§ Work instruction:
Give back an exact copy of the listing that follows, without the pictures.

*** Block opens ***

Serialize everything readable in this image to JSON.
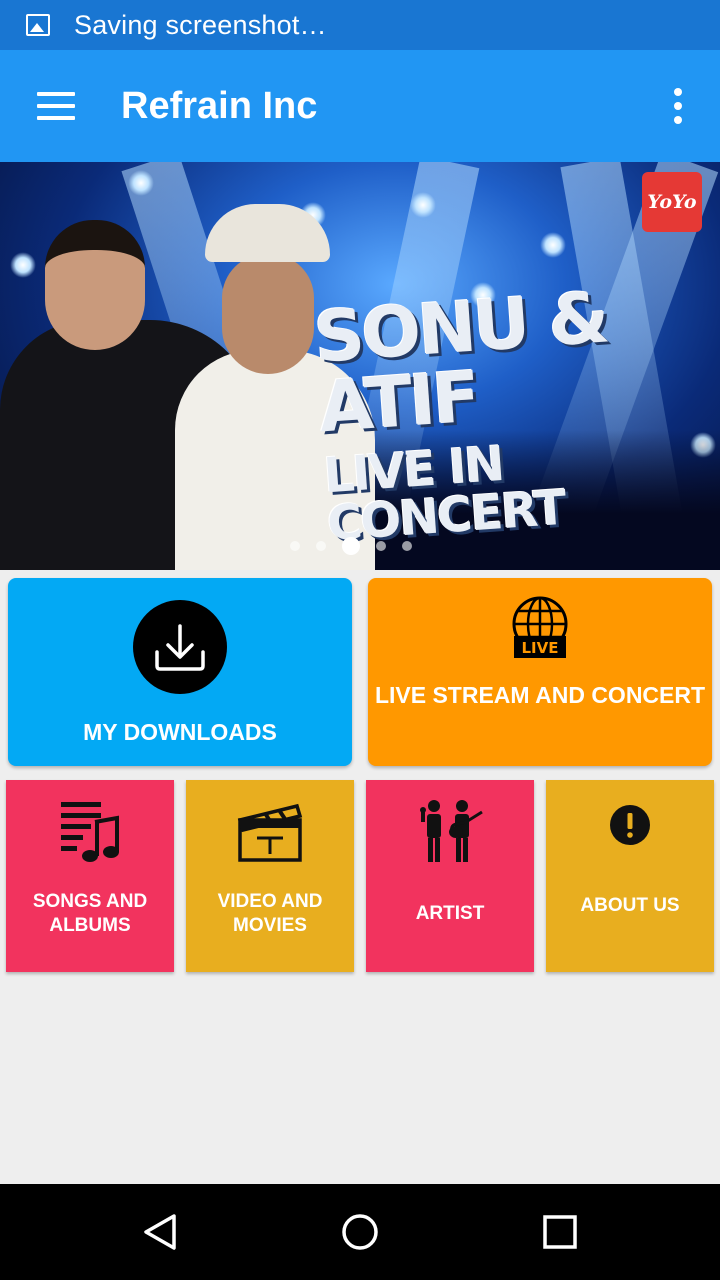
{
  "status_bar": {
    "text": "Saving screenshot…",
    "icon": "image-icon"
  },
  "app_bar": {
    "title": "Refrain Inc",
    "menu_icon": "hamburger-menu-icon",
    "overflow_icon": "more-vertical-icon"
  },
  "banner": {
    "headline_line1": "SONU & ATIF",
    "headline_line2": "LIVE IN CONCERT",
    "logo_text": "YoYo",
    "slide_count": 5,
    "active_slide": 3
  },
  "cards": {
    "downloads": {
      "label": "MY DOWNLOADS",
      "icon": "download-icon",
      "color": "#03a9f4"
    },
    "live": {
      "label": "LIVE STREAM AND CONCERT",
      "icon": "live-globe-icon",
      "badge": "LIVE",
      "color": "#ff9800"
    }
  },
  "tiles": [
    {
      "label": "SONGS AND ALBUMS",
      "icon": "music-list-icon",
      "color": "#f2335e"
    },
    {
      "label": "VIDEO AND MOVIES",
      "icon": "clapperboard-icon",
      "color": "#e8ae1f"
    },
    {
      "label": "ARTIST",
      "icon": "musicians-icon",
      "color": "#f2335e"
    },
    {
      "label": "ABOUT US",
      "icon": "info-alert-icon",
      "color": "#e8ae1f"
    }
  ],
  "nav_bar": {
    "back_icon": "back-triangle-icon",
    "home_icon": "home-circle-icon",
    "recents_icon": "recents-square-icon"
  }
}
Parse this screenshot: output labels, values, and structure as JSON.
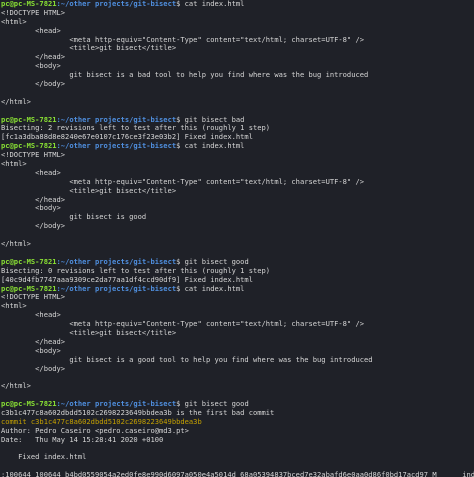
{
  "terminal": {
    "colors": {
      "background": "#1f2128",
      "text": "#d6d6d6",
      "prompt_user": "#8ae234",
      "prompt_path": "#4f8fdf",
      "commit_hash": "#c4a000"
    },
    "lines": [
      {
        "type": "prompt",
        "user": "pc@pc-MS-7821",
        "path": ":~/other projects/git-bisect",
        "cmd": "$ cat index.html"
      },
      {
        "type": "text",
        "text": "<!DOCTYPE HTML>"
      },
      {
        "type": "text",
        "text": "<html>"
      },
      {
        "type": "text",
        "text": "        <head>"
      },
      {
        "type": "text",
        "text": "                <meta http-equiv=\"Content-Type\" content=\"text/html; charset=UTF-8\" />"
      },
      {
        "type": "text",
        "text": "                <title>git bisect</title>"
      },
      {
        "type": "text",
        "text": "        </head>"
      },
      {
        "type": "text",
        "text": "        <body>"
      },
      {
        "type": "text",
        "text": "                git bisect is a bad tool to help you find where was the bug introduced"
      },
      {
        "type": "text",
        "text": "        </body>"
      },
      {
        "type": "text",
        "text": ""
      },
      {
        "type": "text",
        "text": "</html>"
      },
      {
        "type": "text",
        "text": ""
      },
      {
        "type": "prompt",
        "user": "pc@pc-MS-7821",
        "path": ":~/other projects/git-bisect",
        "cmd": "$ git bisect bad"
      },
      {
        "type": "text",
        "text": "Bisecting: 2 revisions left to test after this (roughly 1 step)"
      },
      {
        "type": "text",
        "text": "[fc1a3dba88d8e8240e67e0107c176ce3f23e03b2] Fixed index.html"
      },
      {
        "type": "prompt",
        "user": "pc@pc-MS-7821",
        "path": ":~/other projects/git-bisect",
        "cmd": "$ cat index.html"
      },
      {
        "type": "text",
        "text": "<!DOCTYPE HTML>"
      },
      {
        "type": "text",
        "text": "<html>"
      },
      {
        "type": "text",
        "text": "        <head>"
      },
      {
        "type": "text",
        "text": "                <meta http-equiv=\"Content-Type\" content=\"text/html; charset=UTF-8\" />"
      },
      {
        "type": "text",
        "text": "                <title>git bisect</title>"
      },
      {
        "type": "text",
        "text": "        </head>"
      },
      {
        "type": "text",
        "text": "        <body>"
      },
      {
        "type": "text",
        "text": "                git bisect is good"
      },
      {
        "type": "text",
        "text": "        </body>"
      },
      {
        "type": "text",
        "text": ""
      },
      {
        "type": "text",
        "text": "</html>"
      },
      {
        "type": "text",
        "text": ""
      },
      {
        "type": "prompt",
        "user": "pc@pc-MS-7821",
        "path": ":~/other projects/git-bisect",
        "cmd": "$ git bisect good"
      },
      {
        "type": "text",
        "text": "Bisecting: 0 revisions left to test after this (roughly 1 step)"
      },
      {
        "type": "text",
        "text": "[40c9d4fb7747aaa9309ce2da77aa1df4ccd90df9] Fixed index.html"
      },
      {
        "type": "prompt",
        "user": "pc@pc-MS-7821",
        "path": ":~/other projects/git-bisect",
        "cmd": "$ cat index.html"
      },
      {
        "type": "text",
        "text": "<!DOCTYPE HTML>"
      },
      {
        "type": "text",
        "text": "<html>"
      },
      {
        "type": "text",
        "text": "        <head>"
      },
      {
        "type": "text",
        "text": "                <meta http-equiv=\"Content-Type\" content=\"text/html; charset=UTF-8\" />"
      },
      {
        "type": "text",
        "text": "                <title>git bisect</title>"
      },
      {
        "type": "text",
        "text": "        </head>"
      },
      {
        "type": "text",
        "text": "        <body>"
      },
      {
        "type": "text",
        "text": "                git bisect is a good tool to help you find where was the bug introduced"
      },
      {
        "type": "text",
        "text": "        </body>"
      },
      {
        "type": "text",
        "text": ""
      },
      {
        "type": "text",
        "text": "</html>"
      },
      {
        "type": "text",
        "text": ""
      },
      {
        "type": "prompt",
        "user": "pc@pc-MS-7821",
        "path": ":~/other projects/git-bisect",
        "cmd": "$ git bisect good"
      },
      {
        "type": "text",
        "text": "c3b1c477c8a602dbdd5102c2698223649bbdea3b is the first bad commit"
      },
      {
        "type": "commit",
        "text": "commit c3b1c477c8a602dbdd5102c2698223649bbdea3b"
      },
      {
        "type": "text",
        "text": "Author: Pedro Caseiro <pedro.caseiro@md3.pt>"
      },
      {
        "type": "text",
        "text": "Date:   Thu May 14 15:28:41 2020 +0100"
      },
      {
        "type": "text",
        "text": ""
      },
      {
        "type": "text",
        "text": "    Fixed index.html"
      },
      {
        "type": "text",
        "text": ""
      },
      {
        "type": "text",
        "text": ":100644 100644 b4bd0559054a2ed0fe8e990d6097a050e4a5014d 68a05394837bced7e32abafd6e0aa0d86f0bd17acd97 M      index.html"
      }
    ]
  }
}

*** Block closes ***

§ Task output:
Serialize everything readable in this image to JSON.
{
  "status_bar": {
    "text": "Saving screenshot…",
    "icon": "image-icon"
  },
  "app_bar": {
    "title": "Refrain Inc",
    "menu_icon": "hamburger-menu-icon",
    "overflow_icon": "more-vertical-icon"
  },
  "banner": {
    "headline_line1": "SONU & ATIF",
    "headline_line2": "LIVE IN CONCERT",
    "logo_text": "YoYo",
    "slide_count": 5,
    "active_slide": 3
  },
  "cards": {
    "downloads": {
      "label": "MY DOWNLOADS",
      "icon": "download-icon",
      "color": "#03a9f4"
    },
    "live": {
      "label": "LIVE STREAM AND CONCERT",
      "icon": "live-globe-icon",
      "badge": "LIVE",
      "color": "#ff9800"
    }
  },
  "tiles": [
    {
      "label": "SONGS AND ALBUMS",
      "icon": "music-list-icon",
      "color": "#f2335e"
    },
    {
      "label": "VIDEO AND MOVIES",
      "icon": "clapperboard-icon",
      "color": "#e8ae1f"
    },
    {
      "label": "ARTIST",
      "icon": "musicians-icon",
      "color": "#f2335e"
    },
    {
      "label": "ABOUT US",
      "icon": "info-alert-icon",
      "color": "#e8ae1f"
    }
  ],
  "nav_bar": {
    "back_icon": "back-triangle-icon",
    "home_icon": "home-circle-icon",
    "recents_icon": "recents-square-icon"
  }
}
Parse this screenshot: output labels, values, and structure as JSON.
{
  "terminal": {
    "colors": {
      "background": "#1f2128",
      "text": "#d6d6d6",
      "prompt_user": "#8ae234",
      "prompt_path": "#4f8fdf",
      "commit_hash": "#c4a000"
    },
    "lines": [
      {
        "type": "prompt",
        "user": "pc@pc-MS-7821",
        "path": ":~/other projects/git-bisect",
        "cmd": "$ cat index.html"
      },
      {
        "type": "text",
        "text": "<!DOCTYPE HTML>"
      },
      {
        "type": "text",
        "text": "<html>"
      },
      {
        "type": "text",
        "text": "        <head>"
      },
      {
        "type": "text",
        "text": "                <meta http-equiv=\"Content-Type\" content=\"text/html; charset=UTF-8\" />"
      },
      {
        "type": "text",
        "text": "                <title>git bisect</title>"
      },
      {
        "type": "text",
        "text": "        </head>"
      },
      {
        "type": "text",
        "text": "        <body>"
      },
      {
        "type": "text",
        "text": "                git bisect is a bad tool to help you find where was the bug introduced"
      },
      {
        "type": "text",
        "text": "        </body>"
      },
      {
        "type": "text",
        "text": ""
      },
      {
        "type": "text",
        "text": "</html>"
      },
      {
        "type": "text",
        "text": ""
      },
      {
        "type": "prompt",
        "user": "pc@pc-MS-7821",
        "path": ":~/other projects/git-bisect",
        "cmd": "$ git bisect bad"
      },
      {
        "type": "text",
        "text": "Bisecting: 2 revisions left to test after this (roughly 1 step)"
      },
      {
        "type": "text",
        "text": "[fc1a3dba88d8e8240e67e0107c176ce3f23e03b2] Fixed index.html"
      },
      {
        "type": "prompt",
        "user": "pc@pc-MS-7821",
        "path": ":~/other projects/git-bisect",
        "cmd": "$ cat index.html"
      },
      {
        "type": "text",
        "text": "<!DOCTYPE HTML>"
      },
      {
        "type": "text",
        "text": "<html>"
      },
      {
        "type": "text",
        "text": "        <head>"
      },
      {
        "type": "text",
        "text": "                <meta http-equiv=\"Content-Type\" content=\"text/html; charset=UTF-8\" />"
      },
      {
        "type": "text",
        "text": "                <title>git bisect</title>"
      },
      {
        "type": "text",
        "text": "        </head>"
      },
      {
        "type": "text",
        "text": "        <body>"
      },
      {
        "type": "text",
        "text": "                git bisect is good"
      },
      {
        "type": "text",
        "text": "        </body>"
      },
      {
        "type": "text",
        "text": ""
      },
      {
        "type": "text",
        "text": "</html>"
      },
      {
        "type": "text",
        "text": ""
      },
      {
        "type": "prompt",
        "user": "pc@pc-MS-7821",
        "path": ":~/other projects/git-bisect",
        "cmd": "$ git bisect good"
      },
      {
        "type": "text",
        "text": "Bisecting: 0 revisions left to test after this (roughly 1 step)"
      },
      {
        "type": "text",
        "text": "[40c9d4fb7747aaa9309ce2da77aa1df4ccd90df9] Fixed index.html"
      },
      {
        "type": "prompt",
        "user": "pc@pc-MS-7821",
        "path": ":~/other projects/git-bisect",
        "cmd": "$ cat index.html"
      },
      {
        "type": "text",
        "text": "<!DOCTYPE HTML>"
      },
      {
        "type": "text",
        "text": "<html>"
      },
      {
        "type": "text",
        "text": "        <head>"
      },
      {
        "type": "text",
        "text": "                <meta http-equiv=\"Content-Type\" content=\"text/html; charset=UTF-8\" />"
      },
      {
        "type": "text",
        "text": "                <title>git bisect</title>"
      },
      {
        "type": "text",
        "text": "        </head>"
      },
      {
        "type": "text",
        "text": "        <body>"
      },
      {
        "type": "text",
        "text": "                git bisect is a good tool to help you find where was the bug introduced"
      },
      {
        "type": "text",
        "text": "        </body>"
      },
      {
        "type": "text",
        "text": ""
      },
      {
        "type": "text",
        "text": "</html>"
      },
      {
        "type": "text",
        "text": ""
      },
      {
        "type": "prompt",
        "user": "pc@pc-MS-7821",
        "path": ":~/other projects/git-bisect",
        "cmd": "$ git bisect good"
      },
      {
        "type": "text",
        "text": "c3b1c477c8a602dbdd5102c2698223649bbdea3b is the first bad commit"
      },
      {
        "type": "commit",
        "text": "commit c3b1c477c8a602dbdd5102c2698223649bbdea3b"
      },
      {
        "type": "text",
        "text": "Author: Pedro Caseiro <pedro.caseiro@md3.pt>"
      },
      {
        "type": "text",
        "text": "Date:   Thu May 14 15:28:41 2020 +0100"
      },
      {
        "type": "text",
        "text": ""
      },
      {
        "type": "text",
        "text": "    Fixed index.html"
      },
      {
        "type": "text",
        "text": ""
      },
      {
        "type": "text",
        "text": ":100644 100644 b4bd0559054a2ed0fe8e990d6097a050e4a5014d 68a05394837bced7e32abafd6e0aa0d86f0bd17acd97 M      index.html"
      }
    ]
  }
}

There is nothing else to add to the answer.